A shrug, a roll of her dark chestnut eyes. “Not really. I tried it, remembered why I never liked it when I was young. I think I’m just happier on my own, you know?” A gust of wind swept through the market then, shaking the protective canopy above them, and Michelle shivered. However, she was still smiling as she asked, “what about you? You were in love once, ever feel like trying again?”
A wince, quickly covered by a fake cough into his jacket sleeve. Something fluttered in his chest – nerves? Embarrassment? – as he shook his head. “Liza was the only one for me. Besides, I kind of enjoy being by myself. First I lived with my parents and then I immediately moved in with Liza. I’ve never had the chance to just be by myself.” He shifted, and that fluttering beat heavily against his chest.
Michelle didn’t need to know his life story – or want to, most likely – but he found himself yearning to open up. There were a handful of friends who knew about his family history, but few had anything to offer beyond sympathetic words and a quick change of subject. Michelle was… different. Straight to the point, but not at the cost of her kindness.

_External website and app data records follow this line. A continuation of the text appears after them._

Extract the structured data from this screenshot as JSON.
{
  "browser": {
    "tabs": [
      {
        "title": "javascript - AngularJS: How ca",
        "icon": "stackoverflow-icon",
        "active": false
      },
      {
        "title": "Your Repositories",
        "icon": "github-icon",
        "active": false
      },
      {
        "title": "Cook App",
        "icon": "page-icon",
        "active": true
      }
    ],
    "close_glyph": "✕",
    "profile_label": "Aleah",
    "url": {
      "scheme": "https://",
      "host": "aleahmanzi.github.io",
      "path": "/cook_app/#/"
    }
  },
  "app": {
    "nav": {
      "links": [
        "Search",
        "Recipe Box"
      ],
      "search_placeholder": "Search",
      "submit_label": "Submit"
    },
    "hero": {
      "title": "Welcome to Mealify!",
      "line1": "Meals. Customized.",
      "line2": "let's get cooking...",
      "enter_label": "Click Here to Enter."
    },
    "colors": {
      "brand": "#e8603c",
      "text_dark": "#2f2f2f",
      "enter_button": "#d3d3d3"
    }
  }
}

She seemed to notice his discomfort; food temporarily forgotten as she reached across the narrow picnic bench for his hand. “Something’s wrong, I can tell. I’m sorry, I shouldn’t have brought up dating, especially knowing about Liza-“
“It isn’t that,” he assured with a soft smile, “though related. Sort of.”

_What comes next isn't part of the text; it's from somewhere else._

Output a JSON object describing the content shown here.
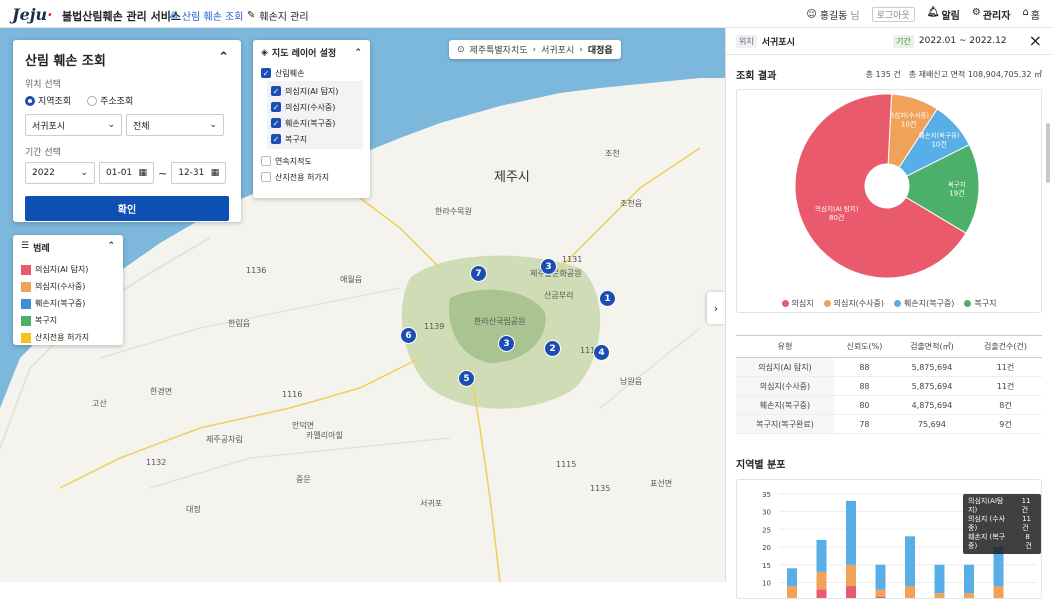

“Then tell me.”
He was struck by her sincerity, by the gentle but encouraging smile and the knit of her thick eyebrows. He had wanted to tell her before, but now it was impossible to do anything else. With a sigh, Ephraim set down his meal and ran a hand through his thick grey hair. “I suppose this time of year is difficult. Don’t get me wrong, I love Christmas, but it reminds me of what I don’t have anymore. I can’t get Liza back but… well, sometimes I wish I could at least talk to my parents. Or my sister.”
“But?” Michelle urged, and that soft smile never left her features.
“But,” he continued with a sigh, “we haven’t spoken in years. We argued, it got blown out of proportion, and my mother seemed to think that by not wanting kids I was somehow robbing her of grandchildren.” It was more than that, more than just a disagreement – but he wasn’t willing to voice the terrible things his mother had said about Liza. That she wasn’t good enough for her son, that she manipulated him into a childless life, never mind it was his choice too. The things she said, in full view of half their extended family… Ephraim shivered.
Michelle winced, and this time it wasn’t from the chill. Even so, she wrapped her thick scarf further around her neck. “A bit harsh,” she noted quietly, “but not worth losing contact over.”
You weren’t there,” he answered, “it wasn’t just a dispute.” He glanced down at his half-eaten burger, but despite the groan of his stomach he was no longer hungry.
“But you still miss them. So why not try to call?”
A shrug, eyes darting to the intricacies of the pitted wooden bench. He wasn’t trying to avoid Michelle’s gaze, but the stare was so intense he couldn’t bear it. “I’m worried it’s been too long, and I’ve lost my chance.”
“Well.” Michelle seemed to mull it over, her eyes narrowed in thought. In the darkness of the winter evening, the lights reflected in her eyes. She pursed her lips, as if considering her words carefully. Then, “How about I go with you? If you decide to meet up with them, I’ll tag along as moral support.”
Ephraim parted his lips to deny it, to dissuade her from something so ridiculous – yet he saw in the set of her jaw and the glint of her eyes that her mind was already decided.
Ephraim swallowed thickly, shoved down his bubbling nerves, and tried not to think of all of the ways this was a terrible idea.